Any Other Relevant Information about the Study:

Not applicable

12. Application of the Data Set:

Global climate studies, heat transport and ocean circulation.

13. Future Modifications and Plans:


14. Software:

Software Description:

The JPL PO.DAAC supplies IDL, C and FORTRAN read software for the MODIS HDF files. The C and FORTRAN read software require that the HDF v4 library be installed.

Software Access:

Read software can be found on the PO.DAAC FTP site.

15. Data Access:

Contact Information:

User Services Office
Physical Oceanography Distributed Active Archive Center (PO.DAAC)
Jet Propulsion Laboratory (JPL)
Phone: (626) 744-5508
Fax: (626) 744-5506

Data Center Identification:

Jet Propulsion Laboratory (JPL)
Physical Oceanography Archive Center (PO.DAAC)

Procedures for Obtaining Data:

Level 3 mapped data are available on the PO.DAAC FTP site.

Data Center Status/Plans:


16. Output Products and Availability:

Currently the Level 3 mapped products are available via electronic FTP distribution and other services. They are also available via POET, an interactive subsetting tool and also OPenDAP.

17. References:

Walton, C.C., W. G. Pichel, and J.F. Sapper, 1998, The development and operational application of nonlinear algorithms for the measurement of sea surface temperatures with the NOAA polar-orbiting environmental satellites, Journal of Geophysical Research, 103: (C12) 27999-28012.
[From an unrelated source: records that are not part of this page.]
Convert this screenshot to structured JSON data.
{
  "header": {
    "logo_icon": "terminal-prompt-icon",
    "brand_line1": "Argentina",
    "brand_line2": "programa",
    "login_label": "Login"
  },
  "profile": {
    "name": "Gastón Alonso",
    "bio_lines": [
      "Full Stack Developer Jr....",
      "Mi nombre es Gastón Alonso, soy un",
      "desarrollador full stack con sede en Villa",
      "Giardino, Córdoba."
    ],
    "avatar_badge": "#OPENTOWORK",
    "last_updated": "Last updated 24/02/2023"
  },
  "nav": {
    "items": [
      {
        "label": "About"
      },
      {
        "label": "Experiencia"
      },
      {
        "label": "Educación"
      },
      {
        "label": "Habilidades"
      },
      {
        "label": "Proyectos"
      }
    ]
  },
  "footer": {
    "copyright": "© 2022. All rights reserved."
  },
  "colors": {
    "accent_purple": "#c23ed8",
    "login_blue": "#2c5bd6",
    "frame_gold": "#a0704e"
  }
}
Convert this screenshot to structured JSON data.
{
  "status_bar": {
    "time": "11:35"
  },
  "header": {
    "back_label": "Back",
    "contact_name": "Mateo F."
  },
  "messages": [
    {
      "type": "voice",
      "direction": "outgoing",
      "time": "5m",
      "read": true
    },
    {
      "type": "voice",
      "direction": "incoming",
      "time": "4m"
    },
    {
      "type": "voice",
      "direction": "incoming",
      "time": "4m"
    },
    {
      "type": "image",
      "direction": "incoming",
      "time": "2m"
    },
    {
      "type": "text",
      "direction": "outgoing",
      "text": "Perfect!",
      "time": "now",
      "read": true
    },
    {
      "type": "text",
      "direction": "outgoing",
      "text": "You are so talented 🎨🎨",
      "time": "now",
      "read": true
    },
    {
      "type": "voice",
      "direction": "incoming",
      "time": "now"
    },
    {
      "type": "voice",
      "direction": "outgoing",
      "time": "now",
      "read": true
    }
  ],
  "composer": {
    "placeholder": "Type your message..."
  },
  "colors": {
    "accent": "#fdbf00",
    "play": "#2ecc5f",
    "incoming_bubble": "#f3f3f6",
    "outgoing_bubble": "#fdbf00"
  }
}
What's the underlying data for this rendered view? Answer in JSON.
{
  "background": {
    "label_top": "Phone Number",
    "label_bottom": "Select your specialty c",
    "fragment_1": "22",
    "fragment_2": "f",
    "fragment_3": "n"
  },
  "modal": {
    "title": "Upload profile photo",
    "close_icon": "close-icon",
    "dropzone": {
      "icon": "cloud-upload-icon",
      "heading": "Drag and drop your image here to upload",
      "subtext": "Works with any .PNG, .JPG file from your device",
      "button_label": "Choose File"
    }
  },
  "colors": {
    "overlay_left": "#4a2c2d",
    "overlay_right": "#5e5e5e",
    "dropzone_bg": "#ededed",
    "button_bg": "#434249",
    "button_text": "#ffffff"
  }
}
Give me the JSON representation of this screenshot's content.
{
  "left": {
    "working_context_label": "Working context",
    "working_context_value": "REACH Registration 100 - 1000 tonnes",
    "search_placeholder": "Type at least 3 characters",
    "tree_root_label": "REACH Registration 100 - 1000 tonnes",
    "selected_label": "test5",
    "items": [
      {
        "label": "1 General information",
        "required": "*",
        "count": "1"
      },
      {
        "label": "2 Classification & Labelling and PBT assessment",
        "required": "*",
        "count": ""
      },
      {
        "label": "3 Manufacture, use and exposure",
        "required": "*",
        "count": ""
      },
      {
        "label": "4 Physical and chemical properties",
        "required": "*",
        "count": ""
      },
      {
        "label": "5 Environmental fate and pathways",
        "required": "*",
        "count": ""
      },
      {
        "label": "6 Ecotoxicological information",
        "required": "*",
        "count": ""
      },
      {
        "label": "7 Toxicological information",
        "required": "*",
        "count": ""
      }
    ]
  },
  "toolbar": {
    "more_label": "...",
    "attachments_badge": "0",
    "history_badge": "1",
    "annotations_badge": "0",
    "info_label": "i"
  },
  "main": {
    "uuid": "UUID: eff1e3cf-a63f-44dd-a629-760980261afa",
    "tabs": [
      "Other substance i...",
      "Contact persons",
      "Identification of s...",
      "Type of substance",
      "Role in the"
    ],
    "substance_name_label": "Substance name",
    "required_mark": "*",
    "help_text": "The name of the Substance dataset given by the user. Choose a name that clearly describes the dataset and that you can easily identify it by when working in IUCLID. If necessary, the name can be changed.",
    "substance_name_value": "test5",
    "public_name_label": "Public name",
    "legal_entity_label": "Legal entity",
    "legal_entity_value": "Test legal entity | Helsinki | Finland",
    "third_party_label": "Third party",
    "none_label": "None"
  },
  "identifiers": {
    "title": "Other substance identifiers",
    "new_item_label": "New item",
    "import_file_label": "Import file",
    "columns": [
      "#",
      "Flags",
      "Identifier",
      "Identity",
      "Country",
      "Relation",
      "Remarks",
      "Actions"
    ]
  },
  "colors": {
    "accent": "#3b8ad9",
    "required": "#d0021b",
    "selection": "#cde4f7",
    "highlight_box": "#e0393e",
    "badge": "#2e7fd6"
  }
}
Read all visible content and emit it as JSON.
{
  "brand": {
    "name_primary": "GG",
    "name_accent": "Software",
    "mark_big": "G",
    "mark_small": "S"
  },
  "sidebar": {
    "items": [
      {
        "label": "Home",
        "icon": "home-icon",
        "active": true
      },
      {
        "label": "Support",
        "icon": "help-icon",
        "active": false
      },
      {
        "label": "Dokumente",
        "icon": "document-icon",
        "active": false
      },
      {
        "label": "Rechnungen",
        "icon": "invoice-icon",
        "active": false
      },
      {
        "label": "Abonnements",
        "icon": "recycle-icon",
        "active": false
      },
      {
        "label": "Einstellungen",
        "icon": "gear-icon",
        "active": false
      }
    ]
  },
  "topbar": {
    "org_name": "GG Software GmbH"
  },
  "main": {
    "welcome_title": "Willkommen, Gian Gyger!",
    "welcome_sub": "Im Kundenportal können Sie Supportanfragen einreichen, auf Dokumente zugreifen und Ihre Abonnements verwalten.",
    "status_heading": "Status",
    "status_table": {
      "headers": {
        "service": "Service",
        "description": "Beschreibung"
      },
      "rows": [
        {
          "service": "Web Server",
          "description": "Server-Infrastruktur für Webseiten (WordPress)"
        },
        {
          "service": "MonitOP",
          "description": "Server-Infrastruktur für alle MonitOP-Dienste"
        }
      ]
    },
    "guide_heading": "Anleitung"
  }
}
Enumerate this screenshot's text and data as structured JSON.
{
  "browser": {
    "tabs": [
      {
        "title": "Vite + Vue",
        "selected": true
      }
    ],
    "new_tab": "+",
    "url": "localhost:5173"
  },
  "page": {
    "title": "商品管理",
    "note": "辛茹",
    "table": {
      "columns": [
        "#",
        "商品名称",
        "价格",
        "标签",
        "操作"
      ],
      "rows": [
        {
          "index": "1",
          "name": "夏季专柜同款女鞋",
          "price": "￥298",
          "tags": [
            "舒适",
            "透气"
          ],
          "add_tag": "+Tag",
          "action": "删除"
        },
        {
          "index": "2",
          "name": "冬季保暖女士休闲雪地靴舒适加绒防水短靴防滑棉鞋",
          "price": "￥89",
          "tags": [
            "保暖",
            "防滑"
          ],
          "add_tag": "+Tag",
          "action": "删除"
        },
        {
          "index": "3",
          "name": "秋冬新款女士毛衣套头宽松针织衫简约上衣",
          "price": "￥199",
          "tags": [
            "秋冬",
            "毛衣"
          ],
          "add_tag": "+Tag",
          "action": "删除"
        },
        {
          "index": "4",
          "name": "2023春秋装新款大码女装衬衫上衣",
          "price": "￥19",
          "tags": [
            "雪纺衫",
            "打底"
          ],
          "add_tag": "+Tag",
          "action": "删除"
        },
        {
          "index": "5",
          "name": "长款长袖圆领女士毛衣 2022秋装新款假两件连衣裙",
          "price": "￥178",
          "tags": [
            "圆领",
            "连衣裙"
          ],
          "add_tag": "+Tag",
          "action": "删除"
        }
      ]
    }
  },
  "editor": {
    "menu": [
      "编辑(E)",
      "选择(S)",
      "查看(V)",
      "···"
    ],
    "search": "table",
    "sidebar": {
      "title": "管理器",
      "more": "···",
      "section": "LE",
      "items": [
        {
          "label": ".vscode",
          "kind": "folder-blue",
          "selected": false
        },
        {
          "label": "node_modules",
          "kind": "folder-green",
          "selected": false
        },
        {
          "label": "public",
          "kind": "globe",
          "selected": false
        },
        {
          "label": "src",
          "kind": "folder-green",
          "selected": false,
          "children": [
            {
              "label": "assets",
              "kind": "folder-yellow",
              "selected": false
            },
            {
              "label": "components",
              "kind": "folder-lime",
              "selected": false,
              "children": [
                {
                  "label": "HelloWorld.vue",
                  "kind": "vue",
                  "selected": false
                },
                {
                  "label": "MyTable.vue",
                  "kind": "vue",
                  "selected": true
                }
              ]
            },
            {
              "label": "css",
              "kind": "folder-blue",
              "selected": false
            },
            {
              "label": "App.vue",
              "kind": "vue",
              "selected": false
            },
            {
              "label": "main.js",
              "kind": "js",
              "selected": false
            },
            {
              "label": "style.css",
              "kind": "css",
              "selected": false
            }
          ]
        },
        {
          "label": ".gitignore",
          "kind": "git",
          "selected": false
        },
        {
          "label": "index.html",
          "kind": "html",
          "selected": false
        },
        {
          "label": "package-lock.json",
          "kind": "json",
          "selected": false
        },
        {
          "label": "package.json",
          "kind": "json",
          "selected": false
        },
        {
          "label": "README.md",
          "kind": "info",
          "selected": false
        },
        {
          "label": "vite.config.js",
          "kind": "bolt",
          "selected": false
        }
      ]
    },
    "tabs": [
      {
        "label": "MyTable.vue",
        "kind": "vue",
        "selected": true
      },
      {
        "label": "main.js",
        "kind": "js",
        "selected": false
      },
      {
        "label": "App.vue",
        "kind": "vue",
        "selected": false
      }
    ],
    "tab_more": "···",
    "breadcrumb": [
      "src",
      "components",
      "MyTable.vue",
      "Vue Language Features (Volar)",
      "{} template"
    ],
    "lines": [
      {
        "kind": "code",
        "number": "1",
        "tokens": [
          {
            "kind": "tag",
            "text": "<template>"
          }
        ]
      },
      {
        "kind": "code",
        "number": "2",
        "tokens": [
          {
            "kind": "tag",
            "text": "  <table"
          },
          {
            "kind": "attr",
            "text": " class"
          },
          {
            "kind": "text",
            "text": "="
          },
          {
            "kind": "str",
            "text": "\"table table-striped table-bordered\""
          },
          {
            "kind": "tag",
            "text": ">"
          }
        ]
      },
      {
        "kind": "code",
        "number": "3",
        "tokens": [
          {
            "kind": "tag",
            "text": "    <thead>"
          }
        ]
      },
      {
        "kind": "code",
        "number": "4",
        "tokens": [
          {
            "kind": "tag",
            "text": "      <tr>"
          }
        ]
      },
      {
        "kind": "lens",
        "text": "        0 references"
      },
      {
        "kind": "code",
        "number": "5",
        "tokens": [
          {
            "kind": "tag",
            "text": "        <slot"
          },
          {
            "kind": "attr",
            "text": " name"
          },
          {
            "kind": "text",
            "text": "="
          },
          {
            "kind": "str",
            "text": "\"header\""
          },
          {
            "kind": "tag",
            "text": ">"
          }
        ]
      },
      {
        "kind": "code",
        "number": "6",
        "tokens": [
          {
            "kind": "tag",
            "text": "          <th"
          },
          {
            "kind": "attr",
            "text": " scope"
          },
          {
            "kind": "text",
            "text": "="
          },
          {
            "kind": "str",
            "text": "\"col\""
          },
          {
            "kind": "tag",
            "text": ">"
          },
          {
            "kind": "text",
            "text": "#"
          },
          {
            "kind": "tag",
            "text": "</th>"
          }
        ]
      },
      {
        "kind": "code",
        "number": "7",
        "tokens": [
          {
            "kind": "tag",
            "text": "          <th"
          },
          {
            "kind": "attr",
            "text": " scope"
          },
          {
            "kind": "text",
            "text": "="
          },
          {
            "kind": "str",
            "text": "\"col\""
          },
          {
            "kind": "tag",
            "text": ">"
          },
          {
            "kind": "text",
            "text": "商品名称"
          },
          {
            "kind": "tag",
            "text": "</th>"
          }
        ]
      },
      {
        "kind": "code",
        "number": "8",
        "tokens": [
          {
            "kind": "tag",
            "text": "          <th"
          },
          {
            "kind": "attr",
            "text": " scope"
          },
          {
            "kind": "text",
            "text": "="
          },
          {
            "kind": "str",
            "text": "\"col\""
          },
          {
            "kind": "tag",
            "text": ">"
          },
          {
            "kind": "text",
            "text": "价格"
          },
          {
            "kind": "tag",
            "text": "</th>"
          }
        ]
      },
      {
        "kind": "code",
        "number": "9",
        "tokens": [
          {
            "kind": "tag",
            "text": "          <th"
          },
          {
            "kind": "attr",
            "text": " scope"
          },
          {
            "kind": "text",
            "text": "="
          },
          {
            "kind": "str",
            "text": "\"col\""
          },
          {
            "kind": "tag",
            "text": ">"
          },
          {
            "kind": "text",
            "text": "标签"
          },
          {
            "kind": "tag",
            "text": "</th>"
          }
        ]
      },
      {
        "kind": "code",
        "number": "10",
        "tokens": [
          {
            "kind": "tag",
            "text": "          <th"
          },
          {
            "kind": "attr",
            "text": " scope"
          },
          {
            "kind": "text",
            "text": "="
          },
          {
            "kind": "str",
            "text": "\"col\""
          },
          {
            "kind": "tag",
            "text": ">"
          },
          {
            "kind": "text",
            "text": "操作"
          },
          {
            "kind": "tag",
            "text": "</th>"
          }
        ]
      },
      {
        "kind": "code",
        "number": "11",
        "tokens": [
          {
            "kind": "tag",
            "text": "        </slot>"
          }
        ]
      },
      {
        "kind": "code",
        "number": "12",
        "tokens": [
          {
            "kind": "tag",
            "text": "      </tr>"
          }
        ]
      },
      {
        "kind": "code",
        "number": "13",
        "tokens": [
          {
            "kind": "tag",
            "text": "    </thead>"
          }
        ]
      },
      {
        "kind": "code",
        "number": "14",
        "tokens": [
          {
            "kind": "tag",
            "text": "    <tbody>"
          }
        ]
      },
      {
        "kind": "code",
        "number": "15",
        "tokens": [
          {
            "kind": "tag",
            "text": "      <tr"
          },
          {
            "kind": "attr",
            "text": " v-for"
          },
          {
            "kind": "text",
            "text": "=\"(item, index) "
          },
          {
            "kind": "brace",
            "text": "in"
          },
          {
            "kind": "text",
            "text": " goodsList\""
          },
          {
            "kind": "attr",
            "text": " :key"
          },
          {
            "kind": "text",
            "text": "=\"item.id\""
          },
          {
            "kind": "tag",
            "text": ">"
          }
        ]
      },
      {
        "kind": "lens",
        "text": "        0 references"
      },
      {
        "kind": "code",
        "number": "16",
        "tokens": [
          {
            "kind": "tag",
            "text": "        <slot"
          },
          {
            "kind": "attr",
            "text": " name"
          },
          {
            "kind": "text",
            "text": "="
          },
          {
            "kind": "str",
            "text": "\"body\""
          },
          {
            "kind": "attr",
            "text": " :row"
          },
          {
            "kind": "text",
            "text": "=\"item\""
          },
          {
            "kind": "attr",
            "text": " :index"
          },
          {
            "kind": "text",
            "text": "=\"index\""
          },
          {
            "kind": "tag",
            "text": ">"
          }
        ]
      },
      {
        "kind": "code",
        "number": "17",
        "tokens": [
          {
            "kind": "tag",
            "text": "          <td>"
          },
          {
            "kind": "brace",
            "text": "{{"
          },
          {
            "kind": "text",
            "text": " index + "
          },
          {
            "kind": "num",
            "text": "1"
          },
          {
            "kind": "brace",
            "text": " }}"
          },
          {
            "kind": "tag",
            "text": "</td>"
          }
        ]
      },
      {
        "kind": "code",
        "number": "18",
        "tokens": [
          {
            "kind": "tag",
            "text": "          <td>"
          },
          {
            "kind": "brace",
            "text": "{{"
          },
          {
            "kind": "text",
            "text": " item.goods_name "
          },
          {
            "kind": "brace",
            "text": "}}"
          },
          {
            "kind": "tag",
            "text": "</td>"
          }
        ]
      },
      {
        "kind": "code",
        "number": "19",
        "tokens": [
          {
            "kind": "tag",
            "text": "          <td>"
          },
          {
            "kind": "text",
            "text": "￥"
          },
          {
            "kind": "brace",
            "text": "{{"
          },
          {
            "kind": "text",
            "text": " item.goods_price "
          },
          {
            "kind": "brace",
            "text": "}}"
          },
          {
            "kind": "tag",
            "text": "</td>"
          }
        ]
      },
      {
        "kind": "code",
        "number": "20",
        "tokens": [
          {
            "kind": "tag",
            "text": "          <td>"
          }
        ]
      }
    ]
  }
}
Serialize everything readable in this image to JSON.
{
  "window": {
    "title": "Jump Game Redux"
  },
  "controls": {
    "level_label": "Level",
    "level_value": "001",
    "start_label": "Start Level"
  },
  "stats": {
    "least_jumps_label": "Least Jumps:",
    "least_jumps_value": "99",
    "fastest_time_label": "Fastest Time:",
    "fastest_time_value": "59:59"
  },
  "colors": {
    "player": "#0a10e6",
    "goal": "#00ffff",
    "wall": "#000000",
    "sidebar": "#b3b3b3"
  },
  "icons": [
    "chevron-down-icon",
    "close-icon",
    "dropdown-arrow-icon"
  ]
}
Brown, O.B., and P.J. Minnett, 1999, MODIS Infrared Sea Surface Temperature Algorithm Theoretical Basis Document, Ver 2.0,

18. Glossary of Terms:

Sea Surface Temperature: the temperature of the layer of sea water nearest the atmosphere.

19. List of Acronyms:

AVHRR....Advanced Very High-Resolution Radiometer
EOS....Earth Observing System
FTP....File Transfer Protocol
GAC....Global Area Coverage
HDF....Hierarchical Data Format
IFOV....Internal Field of View
JPL....Jet Propulsion Laboratory
MCSST....Multichannel Sea Surface Temperatures
MODAPS ....MODIS Adaptive Processing System
NAVOCEANO....Naval Oceanographic Office
NASA....National Aeronautics and Space Administration
NOAA....National Oceanic and Atmospheric Administration
OBPG....Ocean Biology Processing Group
PO.DAAC....Physical Oceanography Distributed Active Archive Center
SST....Sea Surface Temperature

20. Document Information:

Document Revision Date:

25 April 2007

Document Review Date:

8 March 2002

Document ID:

CL 02-0691


Document Curator:

Ed Armstrong

Document URL: